Segment Start: EXTRACTED RECORDS

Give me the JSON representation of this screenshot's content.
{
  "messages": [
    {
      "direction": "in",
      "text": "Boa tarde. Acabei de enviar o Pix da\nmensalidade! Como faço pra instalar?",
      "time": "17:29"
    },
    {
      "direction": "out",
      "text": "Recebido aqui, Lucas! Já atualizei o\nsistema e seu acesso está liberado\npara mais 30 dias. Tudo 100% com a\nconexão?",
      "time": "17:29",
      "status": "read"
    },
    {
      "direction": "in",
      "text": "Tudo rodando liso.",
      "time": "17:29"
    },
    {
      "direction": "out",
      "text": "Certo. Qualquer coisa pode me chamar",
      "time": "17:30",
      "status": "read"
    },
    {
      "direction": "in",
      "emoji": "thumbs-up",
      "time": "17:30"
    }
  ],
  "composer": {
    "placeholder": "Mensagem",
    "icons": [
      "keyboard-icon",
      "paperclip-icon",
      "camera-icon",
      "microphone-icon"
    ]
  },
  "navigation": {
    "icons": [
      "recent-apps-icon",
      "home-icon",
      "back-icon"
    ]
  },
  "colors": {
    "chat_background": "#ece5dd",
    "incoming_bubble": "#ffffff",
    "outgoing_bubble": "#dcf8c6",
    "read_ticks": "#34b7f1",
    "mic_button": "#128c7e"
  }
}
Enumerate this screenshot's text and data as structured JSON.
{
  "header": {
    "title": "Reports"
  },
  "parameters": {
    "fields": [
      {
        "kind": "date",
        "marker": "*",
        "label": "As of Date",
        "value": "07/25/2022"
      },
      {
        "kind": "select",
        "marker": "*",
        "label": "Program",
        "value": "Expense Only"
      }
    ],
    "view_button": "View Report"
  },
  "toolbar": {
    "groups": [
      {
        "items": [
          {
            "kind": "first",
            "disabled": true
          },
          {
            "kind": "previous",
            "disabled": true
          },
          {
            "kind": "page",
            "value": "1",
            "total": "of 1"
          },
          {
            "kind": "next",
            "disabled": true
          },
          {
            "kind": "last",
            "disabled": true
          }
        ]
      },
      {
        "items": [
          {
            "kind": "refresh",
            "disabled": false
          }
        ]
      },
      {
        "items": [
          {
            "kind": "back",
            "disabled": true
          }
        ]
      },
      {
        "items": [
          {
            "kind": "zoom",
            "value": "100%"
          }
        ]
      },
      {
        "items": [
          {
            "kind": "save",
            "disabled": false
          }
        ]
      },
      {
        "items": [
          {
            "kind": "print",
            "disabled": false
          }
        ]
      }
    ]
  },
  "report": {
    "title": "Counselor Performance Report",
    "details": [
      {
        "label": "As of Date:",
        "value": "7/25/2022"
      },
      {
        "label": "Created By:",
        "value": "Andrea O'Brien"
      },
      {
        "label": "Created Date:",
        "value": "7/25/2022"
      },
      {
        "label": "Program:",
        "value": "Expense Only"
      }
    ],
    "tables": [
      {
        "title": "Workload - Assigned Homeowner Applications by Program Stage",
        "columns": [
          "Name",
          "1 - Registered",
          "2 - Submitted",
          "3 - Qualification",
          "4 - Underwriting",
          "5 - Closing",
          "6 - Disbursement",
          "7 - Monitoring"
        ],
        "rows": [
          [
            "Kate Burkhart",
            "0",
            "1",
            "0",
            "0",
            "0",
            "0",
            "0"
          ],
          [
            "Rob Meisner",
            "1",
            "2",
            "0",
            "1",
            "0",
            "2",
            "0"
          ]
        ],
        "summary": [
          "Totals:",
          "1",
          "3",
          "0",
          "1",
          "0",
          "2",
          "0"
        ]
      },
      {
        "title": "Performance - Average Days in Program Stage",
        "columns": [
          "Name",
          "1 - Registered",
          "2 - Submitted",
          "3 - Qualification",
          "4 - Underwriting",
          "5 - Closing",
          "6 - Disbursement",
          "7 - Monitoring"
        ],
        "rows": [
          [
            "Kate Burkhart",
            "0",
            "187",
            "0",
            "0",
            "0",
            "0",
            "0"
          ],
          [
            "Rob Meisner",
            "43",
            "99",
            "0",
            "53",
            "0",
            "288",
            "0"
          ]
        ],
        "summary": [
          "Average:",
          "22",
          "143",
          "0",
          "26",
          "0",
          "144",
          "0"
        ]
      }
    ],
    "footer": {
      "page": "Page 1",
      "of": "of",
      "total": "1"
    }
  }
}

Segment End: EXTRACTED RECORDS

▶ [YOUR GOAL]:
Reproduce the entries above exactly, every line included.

▶ [RESPONSE TO THIS TASK]:
Give me the JSON representation of this screenshot's content.
{
  "messages": [
    {
      "direction": "in",
      "text": "Boa tarde. Acabei de enviar o Pix da\nmensalidade! Como faço pra instalar?",
      "time": "17:29"
    },
    {
      "direction": "out",
      "text": "Recebido aqui, Lucas! Já atualizei o\nsistema e seu acesso está liberado\npara mais 30 dias. Tudo 100% com a\nconexão?",
      "time": "17:29",
      "status": "read"
    },
    {
      "direction": "in",
      "text": "Tudo rodando liso.",
      "time": "17:29"
    },
    {
      "direction": "out",
      "text": "Certo. Qualquer coisa pode me chamar",
      "time": "17:30",
      "status": "read"
    },
    {
      "direction": "in",
      "emoji": "thumbs-up",
      "time": "17:30"
    }
  ],
  "composer": {
    "placeholder": "Mensagem",
    "icons": [
      "keyboard-icon",
      "paperclip-icon",
      "camera-icon",
      "microphone-icon"
    ]
  },
  "navigation": {
    "icons": [
      "recent-apps-icon",
      "home-icon",
      "back-icon"
    ]
  },
  "colors": {
    "chat_background": "#ece5dd",
    "incoming_bubble": "#ffffff",
    "outgoing_bubble": "#dcf8c6",
    "read_ticks": "#34b7f1",
    "mic_button": "#128c7e"
  }
}
Enumerate this screenshot's text and data as structured JSON.
{
  "header": {
    "title": "Reports"
  },
  "parameters": {
    "fields": [
      {
        "kind": "date",
        "marker": "*",
        "label": "As of Date",
        "value": "07/25/2022"
      },
      {
        "kind": "select",
        "marker": "*",
        "label": "Program",
        "value": "Expense Only"
      }
    ],
    "view_button": "View Report"
  },
  "toolbar": {
    "groups": [
      {
        "items": [
          {
            "kind": "first",
            "disabled": true
          },
          {
            "kind": "previous",
            "disabled": true
          },
          {
            "kind": "page",
            "value": "1",
            "total": "of 1"
          },
          {
            "kind": "next",
            "disabled": true
          },
          {
            "kind": "last",
            "disabled": true
          }
        ]
      },
      {
        "items": [
          {
            "kind": "refresh",
            "disabled": false
          }
        ]
      },
      {
        "items": [
          {
            "kind": "back",
            "disabled": true
          }
        ]
      },
      {
        "items": [
          {
            "kind": "zoom",
            "value": "100%"
          }
        ]
      },
      {
        "items": [
          {
            "kind": "save",
            "disabled": false
          }
        ]
      },
      {
        "items": [
          {
            "kind": "print",
            "disabled": false
          }
        ]
      }
    ]
  },
  "report": {
    "title": "Counselor Performance Report",
    "details": [
      {
        "label": "As of Date:",
        "value": "7/25/2022"
      },
      {
        "label": "Created By:",
        "value": "Andrea O'Brien"
      },
      {
        "label": "Created Date:",
        "value": "7/25/2022"
      },
      {
        "label": "Program:",
        "value": "Expense Only"
      }
    ],
    "tables": [
      {
        "title": "Workload - Assigned Homeowner Applications by Program Stage",
        "columns": [
          "Name",
          "1 - Registered",
          "2 - Submitted",
          "3 - Qualification",
          "4 - Underwriting",
          "5 - Closing",
          "6 - Disbursement",
          "7 - Monitoring"
        ],
        "rows": [
          [
            "Kate Burkhart",
            "0",
            "1",
            "0",
            "0",
            "0",
            "0",
            "0"
          ],
          [
            "Rob Meisner",
            "1",
            "2",
            "0",
            "1",
            "0",
            "2",
            "0"
          ]
        ],
        "summary": [
          "Totals:",
          "1",
          "3",
          "0",
          "1",
          "0",
          "2",
          "0"
        ]
      },
      {
        "title": "Performance - Average Days in Program Stage",
        "columns": [
          "Name",
          "1 - Registered",
          "2 - Submitted",
          "3 - Qualification",
          "4 - Underwriting",
          "5 - Closing",
          "6 - Disbursement",
          "7 - Monitoring"
        ],
        "rows": [
          [
            "Kate Burkhart",
            "0",
            "187",
            "0",
            "0",
            "0",
            "0",
            "0"
          ],
          [
            "Rob Meisner",
            "43",
            "99",
            "0",
            "53",
            "0",
            "288",
            "0"
          ]
        ],
        "summary": [
          "Average:",
          "22",
          "143",
          "0",
          "26",
          "0",
          "144",
          "0"
        ]
      }
    ],
    "footer": {
      "page": "Page 1",
      "of": "of",
      "total": "1"
    }
  }
}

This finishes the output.